Stripping wannabe terrorists of their passport only makes for more expensive surveillance operations at home.
And this $600 million funding boost to national security agencies is very much about having enough resources and personnel to keep a watchful eye.
But it’s not merely a numbers game. The Australian government has a responsibility not to knowingly allow its citizens to wreak bloody havoc in the world.
With upwards of 150 Australians suspected of fighting in Syria and Iraq, there is also the threat posed should they return home.
But again, this type of danger is not without precedent. The concern in years gone by was over Australians fighting in Afghanistan or Somalia. Similarly, the Brits had a serious challenge with radicalised young men with family ties to Pakistan.
As a result, Western security agencies have become pretty adept at monitoring borders and spotting the international links that are usually needed to draw people to the fight.
What has changed in recent times - aside from the location of the conflicts - is the numbers of those involved, increasing the chance of someone with malevolent intent slipping by.
That makes for an understandable case to increase the resources for security agencies.

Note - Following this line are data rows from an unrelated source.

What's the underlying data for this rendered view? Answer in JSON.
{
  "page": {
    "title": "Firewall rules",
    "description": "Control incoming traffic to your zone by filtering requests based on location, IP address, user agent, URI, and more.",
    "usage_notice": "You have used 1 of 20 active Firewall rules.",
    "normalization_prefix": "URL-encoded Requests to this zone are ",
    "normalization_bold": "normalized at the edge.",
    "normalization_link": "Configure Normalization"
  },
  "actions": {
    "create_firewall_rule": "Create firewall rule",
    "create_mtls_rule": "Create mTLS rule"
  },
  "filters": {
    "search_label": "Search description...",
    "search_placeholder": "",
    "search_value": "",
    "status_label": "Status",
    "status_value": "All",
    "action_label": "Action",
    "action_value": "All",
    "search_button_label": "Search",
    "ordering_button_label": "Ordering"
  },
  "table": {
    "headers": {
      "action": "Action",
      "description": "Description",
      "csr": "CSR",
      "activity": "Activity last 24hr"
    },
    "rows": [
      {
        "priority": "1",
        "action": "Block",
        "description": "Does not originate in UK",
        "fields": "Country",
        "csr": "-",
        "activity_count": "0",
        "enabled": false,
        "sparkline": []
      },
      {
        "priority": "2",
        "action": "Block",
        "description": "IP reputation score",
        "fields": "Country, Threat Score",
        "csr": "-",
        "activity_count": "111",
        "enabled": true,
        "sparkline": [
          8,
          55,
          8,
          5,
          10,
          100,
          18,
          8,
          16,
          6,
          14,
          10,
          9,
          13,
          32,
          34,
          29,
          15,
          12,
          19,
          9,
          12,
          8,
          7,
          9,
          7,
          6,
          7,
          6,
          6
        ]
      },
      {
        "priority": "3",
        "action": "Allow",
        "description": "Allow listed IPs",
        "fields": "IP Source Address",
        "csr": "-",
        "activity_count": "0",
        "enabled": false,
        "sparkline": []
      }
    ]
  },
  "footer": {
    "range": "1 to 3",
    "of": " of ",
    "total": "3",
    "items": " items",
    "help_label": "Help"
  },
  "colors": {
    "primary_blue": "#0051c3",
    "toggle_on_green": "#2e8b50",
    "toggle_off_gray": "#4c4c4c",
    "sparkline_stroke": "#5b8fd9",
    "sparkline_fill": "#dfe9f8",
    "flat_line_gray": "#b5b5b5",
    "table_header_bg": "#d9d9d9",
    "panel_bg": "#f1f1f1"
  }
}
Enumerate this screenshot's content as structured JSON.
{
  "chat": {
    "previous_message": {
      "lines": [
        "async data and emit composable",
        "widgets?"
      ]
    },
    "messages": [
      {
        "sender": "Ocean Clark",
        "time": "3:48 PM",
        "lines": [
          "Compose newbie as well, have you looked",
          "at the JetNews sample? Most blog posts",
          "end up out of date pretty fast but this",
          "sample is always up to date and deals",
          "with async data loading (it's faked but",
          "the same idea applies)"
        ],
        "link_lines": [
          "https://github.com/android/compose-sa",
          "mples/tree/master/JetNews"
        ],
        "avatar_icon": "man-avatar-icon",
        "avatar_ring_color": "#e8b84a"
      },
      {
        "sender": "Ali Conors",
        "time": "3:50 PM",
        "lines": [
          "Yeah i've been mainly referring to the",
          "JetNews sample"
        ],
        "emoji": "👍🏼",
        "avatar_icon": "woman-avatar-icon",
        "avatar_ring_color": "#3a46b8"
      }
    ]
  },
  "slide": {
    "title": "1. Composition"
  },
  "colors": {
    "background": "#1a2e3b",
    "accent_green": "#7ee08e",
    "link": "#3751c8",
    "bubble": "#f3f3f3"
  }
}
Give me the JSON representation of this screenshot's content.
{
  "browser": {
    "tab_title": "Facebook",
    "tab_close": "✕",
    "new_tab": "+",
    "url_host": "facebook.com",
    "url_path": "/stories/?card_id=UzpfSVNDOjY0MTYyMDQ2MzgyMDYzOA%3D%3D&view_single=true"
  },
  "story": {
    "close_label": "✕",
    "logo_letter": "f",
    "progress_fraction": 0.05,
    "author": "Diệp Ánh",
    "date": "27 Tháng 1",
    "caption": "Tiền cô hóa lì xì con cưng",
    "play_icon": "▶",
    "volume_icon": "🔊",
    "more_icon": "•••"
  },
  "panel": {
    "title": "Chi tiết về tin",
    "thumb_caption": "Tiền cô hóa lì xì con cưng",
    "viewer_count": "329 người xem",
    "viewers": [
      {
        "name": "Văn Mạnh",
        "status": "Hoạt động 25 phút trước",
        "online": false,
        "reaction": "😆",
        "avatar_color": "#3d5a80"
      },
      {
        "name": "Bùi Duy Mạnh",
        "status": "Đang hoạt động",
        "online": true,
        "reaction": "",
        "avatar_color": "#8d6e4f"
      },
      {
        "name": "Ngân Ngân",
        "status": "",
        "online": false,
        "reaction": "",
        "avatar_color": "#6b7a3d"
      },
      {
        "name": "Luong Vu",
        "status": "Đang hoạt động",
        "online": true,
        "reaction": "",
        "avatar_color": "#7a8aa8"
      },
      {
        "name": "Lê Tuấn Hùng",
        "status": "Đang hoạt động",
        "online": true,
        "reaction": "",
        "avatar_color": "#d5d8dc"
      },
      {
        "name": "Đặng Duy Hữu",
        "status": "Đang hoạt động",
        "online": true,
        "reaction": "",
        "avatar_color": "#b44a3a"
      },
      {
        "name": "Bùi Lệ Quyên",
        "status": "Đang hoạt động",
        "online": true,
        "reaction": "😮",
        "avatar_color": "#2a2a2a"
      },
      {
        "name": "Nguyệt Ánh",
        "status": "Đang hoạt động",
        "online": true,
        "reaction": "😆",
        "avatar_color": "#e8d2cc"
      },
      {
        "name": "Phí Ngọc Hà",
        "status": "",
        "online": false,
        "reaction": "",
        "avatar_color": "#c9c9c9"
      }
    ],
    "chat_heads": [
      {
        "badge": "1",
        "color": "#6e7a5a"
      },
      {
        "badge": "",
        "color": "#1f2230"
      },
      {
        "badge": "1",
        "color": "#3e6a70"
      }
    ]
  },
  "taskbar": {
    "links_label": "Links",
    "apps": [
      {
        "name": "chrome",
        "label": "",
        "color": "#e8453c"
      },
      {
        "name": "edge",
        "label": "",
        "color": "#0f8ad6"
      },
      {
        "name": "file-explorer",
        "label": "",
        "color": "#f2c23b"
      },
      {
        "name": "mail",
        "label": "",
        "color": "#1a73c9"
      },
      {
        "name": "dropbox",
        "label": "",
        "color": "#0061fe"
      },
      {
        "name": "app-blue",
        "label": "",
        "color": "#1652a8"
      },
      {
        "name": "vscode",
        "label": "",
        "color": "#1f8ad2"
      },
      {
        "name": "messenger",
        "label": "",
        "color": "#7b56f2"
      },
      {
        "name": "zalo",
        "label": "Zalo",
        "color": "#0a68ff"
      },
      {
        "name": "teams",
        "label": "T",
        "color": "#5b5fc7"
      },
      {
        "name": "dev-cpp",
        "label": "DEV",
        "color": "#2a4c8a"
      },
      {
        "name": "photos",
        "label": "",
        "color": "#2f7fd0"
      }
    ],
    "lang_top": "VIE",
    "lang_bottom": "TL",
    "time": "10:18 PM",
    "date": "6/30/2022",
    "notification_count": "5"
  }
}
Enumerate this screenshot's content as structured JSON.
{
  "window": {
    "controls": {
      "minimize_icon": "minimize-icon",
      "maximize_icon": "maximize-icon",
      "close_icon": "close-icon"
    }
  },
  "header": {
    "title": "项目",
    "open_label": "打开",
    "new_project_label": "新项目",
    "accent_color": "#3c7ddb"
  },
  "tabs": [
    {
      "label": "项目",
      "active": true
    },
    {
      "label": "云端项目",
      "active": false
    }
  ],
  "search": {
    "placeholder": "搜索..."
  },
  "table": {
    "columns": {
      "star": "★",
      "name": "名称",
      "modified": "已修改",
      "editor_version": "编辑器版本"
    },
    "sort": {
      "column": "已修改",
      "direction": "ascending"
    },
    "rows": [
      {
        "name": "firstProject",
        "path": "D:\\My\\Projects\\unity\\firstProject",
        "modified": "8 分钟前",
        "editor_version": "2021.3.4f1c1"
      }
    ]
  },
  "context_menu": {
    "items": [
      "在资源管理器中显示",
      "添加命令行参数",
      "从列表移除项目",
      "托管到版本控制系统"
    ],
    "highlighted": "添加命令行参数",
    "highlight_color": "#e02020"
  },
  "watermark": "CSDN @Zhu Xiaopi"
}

But not a convincing argument for dramatic changes to the law, especially on the need to store massive amounts of personal data about Australians (an idea on the backburner, for now).
The internet has long harboured a dark side of extremist propaganda. Without doubt, the sharing of graphic images on social media has increased the potential audience. But there is a big difference between idiots gawking at violence and actually planning an attack.
Invoking the threat of “lone wolf” terrorists seems especially overblown. Terrorism is an act of political violence and while that does not preclude someone acting alone, a cell of like-minded conspirators is far more likely to encourage, plan and execute an attack.
The criminal code has proved well equipped to deal with individuals.
This is not to be ignorant of the huge moral challenge if security agencies believe extra powers can save lives.
But the Abbott government must make a better case for new laws and be mindful of its conservative predecessor, to be alert and not alarmed.